Dopamine DBL, Dopamin

Reviewed by NICU and Dept. of Pharmacy
November 2011
Administration Newborn Drug Protocol Index Newborn Services Home Page

 

Dose and Administration

  1. 2-20 micrograms/kg/minute by continuous IV infusion1.
  2. Begin at a low dose and titrate by monitoring clinical response.
  3. Maximum recommended dose 20 micrograms/kg/minute2.
  4. If doses greater than 10 – 15 micrograms/kg/min are required then dobutamine or noradrenaline may be added1.
  5. Administer via a central line (UVC, Longline, or Surgical CVL). If no central access available, use a large vein.
  6. Usual dilution 30 mg/kg (0.75 ml/kg) dopamine to make 50 ml with Normal Saline or D5W

    1 ml/hour = 10 micrograms/kg/minute.
     
Dopamine (mg) in 50ml IV solution =  3  x weight (kg) x dose (micrograms/kg/min)
                    IV Rate (ml/hr)

Indications

  1. To improve cardiac output, blood pressure and urine output in critically ill infants with hypotension.

Contraindications

  1. Hypersensitivity to sympathomimetic amines and sulfites.
  2. Uncorrected tachyarrhythmias.

Precautions2

  1. Hypovolaemia- correct before commencing dopamine
  2. Hyperthyroidism
  3. Caution if administration concurrent with phenytoin.

Clinical Pharmacology

Dopamine is a sympathomimetic catecholamine which exhibits alpha adrenergic, beta adrenergic, and dopaminergic agonism. The mechanism of action in neonates is controversial. Relative effects of dopamine at different doses are uncertain because of developmental differences in:

Dopamine is metabolised very rapidly and is effective only when administered intravenously by continuous infusion. The half-life of dopamine effect is 2 minutes, which is the same as the other catecholamines. No information available on protein binding. 97% is excreted in the urine as metabolites.

Drug effects are dose dependent:

Possible Adverse Effects1

  1. Venous irritation, soft tissue injury at the site of IV injection.
  2. Vomiting, tachycardia, vasoconstriction, hypotension.
  3. Infusions > 20 micrograms/kg/minute are associated with an increased risk of dysrhythmias eg. tachycardia and, bradycardia, and vasoconstriction1
  4. Less common: bradycardia, hypertension.

Special Considerations

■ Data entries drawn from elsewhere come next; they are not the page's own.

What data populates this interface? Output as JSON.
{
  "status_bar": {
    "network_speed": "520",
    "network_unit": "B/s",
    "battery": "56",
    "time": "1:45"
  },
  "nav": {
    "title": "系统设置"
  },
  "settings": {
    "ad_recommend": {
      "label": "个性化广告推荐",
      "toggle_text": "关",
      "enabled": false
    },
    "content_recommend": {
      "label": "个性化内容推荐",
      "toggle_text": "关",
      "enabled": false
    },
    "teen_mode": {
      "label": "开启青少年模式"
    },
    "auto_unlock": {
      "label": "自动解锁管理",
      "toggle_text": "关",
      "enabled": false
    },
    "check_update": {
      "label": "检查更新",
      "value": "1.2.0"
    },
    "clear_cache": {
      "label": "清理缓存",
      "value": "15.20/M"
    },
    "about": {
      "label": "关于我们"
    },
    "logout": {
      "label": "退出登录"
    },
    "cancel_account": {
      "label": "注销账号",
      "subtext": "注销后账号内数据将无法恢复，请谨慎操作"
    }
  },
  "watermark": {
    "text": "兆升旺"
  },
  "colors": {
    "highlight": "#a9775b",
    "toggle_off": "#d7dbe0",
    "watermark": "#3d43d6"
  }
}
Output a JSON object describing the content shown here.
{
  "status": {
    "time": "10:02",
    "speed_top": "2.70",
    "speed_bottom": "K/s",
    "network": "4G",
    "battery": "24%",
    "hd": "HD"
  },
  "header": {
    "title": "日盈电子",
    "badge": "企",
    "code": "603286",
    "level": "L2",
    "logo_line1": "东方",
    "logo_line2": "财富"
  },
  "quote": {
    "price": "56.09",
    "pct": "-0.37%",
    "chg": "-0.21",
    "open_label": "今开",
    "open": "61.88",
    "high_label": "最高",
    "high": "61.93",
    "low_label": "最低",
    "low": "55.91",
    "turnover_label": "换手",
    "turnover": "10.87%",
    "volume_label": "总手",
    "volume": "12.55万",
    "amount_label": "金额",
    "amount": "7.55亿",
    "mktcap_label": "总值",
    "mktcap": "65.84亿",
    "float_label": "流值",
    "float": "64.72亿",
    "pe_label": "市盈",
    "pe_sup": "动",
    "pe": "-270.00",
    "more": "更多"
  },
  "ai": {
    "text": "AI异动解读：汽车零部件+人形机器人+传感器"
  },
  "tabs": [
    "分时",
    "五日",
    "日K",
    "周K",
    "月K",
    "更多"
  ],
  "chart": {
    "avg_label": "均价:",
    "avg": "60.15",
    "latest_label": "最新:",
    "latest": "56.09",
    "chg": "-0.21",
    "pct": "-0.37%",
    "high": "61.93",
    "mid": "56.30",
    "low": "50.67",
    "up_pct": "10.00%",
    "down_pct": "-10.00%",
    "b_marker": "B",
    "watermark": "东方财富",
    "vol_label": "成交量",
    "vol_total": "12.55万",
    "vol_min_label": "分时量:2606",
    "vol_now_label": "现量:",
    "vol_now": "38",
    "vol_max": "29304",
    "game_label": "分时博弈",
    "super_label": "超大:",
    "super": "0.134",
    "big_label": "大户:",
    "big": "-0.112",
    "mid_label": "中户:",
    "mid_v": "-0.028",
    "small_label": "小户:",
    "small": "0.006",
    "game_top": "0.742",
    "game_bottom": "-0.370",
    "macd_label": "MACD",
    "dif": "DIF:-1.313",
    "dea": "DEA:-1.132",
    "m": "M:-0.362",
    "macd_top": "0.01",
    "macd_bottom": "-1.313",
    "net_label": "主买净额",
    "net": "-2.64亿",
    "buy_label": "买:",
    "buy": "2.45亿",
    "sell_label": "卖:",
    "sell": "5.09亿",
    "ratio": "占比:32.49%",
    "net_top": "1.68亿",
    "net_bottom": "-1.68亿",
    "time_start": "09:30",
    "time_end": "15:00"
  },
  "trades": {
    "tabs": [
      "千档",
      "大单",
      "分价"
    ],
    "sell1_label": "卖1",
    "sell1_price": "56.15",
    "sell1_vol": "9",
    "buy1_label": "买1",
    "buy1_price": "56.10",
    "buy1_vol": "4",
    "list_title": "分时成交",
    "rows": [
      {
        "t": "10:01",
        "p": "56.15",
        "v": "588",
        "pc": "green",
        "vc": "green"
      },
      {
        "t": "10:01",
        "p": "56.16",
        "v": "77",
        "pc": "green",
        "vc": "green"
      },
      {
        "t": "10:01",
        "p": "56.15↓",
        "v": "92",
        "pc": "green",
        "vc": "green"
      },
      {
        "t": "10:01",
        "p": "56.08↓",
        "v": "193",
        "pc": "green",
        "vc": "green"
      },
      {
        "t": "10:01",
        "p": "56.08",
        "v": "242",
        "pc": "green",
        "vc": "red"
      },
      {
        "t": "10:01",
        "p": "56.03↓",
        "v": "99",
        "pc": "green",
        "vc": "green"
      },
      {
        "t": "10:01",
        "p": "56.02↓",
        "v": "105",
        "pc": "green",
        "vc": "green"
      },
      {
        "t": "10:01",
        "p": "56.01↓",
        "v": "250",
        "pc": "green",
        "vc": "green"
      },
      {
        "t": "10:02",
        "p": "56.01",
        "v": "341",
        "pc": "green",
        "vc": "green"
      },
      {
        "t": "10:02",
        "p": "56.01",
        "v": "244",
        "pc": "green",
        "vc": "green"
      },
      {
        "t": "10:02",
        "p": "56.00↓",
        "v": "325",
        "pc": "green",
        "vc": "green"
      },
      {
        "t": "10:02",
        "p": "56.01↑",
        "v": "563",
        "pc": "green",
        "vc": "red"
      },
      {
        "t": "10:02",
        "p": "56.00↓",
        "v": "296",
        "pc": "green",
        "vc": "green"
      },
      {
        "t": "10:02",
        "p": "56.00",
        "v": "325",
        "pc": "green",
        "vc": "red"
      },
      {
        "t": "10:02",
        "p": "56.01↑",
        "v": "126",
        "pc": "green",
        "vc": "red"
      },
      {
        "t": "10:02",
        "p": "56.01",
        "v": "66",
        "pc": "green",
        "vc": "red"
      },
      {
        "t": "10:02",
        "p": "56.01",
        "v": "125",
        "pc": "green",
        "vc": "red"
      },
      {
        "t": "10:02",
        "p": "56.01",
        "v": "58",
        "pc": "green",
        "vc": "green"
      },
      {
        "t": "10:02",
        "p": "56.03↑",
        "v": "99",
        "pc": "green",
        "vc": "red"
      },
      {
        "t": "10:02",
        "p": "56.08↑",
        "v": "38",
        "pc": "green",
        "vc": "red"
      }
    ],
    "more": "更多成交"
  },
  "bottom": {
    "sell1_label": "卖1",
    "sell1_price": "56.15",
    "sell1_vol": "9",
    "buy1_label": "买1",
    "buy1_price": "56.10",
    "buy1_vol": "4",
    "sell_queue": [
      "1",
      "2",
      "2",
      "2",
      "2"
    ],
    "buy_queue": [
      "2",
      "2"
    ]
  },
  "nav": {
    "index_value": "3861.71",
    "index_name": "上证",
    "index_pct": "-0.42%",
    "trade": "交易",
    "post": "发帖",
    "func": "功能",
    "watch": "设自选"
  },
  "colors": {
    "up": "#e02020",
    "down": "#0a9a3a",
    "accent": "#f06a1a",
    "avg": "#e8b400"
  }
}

  1. Dosage range is determined by type of desired clinical effect. Start at the lower end of the desired range and titrate according to clinical response.
  2. Volume loading is considered before commencing dopamine infusion.
  3. Use with caution in patients with persistent pulmonary hypertension of the newborn.
  4. Suggested treatment for tissue sloughing following IV infiltration: inject a 1 mg/ml solution of phentolamine into the affected area. The usual amount needed is 1-5 ml, depending on the size of the infiltrate.
  5. Dopamine effects are prolonged and intensified by beta blockers.
  6. General anaesthetic: increased risk of arrhythmias or hypertension.
  7. Phenytoin may lower blood pressure.
  8. Acidosis decreases effectiveness of dopamine.
  9. Administration via the UAC is not recommended1